Globalization is best understood as the interrelationship between nations in the widest sense. Though it is often associated with economic forces, globalization has come to represent the impact of one nation’s political, economic, cultural, and environmental actions upon the global community: as well as the impact on a given nation from developments in the outside world. As students begin to grapple with understanding globalization, it is imperative that they recognize and appreciate the interconnectedness between nations that currently exists and how those connections are shaping the world and also their futures.
Using a current map of the world and up-to-date information (the CIA’s World Factbook Website is a recommended resource), students can draw connections between nations based on trade and diplomatic relationships. The most pressing concerns regarding globalization are a) the ramifications for the developing world as the industrial world continues to consume natural resources at an alarming rate, and b) how these developing nations can or will gain a foothold in a modern global economy.
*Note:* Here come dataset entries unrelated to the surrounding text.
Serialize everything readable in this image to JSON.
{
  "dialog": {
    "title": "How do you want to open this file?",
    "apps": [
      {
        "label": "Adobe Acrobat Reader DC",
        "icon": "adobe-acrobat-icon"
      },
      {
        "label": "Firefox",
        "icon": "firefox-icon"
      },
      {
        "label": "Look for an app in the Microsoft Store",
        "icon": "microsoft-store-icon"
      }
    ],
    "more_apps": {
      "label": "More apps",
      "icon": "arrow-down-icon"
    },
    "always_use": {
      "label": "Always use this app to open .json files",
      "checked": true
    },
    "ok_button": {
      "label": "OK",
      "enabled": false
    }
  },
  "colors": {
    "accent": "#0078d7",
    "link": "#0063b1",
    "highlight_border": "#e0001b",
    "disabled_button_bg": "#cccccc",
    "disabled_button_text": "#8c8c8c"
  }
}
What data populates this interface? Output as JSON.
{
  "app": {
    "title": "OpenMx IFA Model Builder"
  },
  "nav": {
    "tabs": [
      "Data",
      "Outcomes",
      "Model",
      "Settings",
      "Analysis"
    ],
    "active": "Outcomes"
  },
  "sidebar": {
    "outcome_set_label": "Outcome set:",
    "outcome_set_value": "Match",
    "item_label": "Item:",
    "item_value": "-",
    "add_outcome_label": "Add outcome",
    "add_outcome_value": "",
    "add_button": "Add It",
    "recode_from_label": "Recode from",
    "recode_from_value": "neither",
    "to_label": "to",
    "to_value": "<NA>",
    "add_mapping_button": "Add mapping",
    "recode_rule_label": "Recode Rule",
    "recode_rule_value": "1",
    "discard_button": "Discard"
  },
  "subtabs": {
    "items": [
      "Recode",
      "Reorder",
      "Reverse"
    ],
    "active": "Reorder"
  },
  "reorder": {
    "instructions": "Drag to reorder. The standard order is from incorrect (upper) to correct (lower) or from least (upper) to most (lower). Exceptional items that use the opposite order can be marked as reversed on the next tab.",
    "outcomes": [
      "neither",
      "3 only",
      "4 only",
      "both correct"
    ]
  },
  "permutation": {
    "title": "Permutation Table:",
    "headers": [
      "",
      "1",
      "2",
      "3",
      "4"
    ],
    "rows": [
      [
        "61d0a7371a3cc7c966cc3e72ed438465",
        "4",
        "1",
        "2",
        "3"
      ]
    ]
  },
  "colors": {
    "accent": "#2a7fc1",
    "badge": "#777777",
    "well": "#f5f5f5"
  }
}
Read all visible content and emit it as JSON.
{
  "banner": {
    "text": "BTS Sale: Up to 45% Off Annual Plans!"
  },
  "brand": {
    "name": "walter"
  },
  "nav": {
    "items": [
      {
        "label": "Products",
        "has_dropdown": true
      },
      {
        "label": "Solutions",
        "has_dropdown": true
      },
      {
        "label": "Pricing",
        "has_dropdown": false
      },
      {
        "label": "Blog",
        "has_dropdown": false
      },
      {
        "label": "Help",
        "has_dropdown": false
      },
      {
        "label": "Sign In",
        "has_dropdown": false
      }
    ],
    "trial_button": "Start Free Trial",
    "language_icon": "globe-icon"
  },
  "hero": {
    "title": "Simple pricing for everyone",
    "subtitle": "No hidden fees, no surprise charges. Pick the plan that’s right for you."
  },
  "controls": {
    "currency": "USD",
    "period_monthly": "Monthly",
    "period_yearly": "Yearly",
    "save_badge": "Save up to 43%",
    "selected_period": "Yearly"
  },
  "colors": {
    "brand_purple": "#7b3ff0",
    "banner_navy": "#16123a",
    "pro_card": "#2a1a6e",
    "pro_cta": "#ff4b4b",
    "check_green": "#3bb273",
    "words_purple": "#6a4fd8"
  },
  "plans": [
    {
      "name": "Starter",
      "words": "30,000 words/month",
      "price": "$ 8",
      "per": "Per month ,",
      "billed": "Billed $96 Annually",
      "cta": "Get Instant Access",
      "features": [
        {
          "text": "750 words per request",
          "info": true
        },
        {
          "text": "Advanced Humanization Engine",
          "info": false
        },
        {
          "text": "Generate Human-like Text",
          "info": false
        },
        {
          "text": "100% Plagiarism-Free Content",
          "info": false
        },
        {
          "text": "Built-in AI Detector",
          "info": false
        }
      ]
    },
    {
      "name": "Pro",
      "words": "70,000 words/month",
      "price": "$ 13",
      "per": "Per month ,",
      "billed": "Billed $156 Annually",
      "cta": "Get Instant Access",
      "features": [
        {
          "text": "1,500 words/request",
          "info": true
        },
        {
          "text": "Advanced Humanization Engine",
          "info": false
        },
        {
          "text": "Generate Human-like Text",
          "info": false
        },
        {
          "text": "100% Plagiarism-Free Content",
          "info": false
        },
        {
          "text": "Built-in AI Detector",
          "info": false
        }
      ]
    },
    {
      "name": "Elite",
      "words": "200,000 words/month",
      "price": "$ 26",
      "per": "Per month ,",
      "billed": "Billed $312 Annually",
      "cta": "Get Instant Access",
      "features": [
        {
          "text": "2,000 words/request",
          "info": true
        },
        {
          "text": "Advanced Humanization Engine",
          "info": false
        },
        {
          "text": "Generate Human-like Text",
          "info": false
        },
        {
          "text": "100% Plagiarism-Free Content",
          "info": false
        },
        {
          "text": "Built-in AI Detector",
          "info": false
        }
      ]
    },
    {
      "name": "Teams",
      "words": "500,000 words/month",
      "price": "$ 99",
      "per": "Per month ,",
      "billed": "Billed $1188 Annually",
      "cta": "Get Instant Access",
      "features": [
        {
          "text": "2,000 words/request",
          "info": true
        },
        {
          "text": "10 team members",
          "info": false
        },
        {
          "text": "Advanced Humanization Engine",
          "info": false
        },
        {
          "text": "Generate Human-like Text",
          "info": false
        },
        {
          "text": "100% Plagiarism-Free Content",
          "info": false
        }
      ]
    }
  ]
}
Added to these concerns are the environmental effects of rapid growth and industrialization and the impact on the poor, hungry, and disenfranchised.
Finally, and most notably, globalization should be considered from the perspective of technology and its availability throughout the world. As citizens of nations become more interconnected, how might those factors shift the balance of power at the government level? To what extent does a readily available, constantly streaming source of information begin to reshape our understanding of what it means to be a citizen of the world? The impact of globalization can serve to unify or divide; what role is it now playing in moving us toward unity or division?
The video clips below will help your students better understand the impact of globalization on international relations and on today’s politics of food and water.
Impact of Globalization Video Links
“Is a Malthusian nightmare unavoidable?” – Fred Kirschenmann
“Global resource allocation” – Fred Kirschenmann
“Impact of US Farm Bill on foreign farmers” – Ann Tutwiler
“Climate change and agricultural production” – Ann Tutwiler
“UN crop research programs” – Ann Tutwiler
“Internal social consequences from climate change” – Andrew Guzman
“National interests, economic considerations, domestic policy” – Andrew Guzman
“Climate change, pollution, and overfishing are changing the oceans” – Andreas Merkl
“Establishing policy to manage the world’s oceans” – Andreas Merkl
“Governments and international organizations, power and food security issues” – Robert Paarlberg
“National interest can marginalize the effectiveness of international organizations” – Robert Paarlberg
“Population issues, limits on growth and overpopulation” – Final Panel
“International family planning and reductions in hunger” – Final Panel
“Trans-Pacific partnership, US/international agreements” – Final Panel
Study Guide Questions for Impact of Globalization
Impact of Globalization
1. Define globalization.
2. What examples illustrate the interconnectedness of the world?
3. How local is globalization?
4. How is globalization personal?
5. What is global citizenship?
6. What role does globalization have in the world-wide availability of food and water?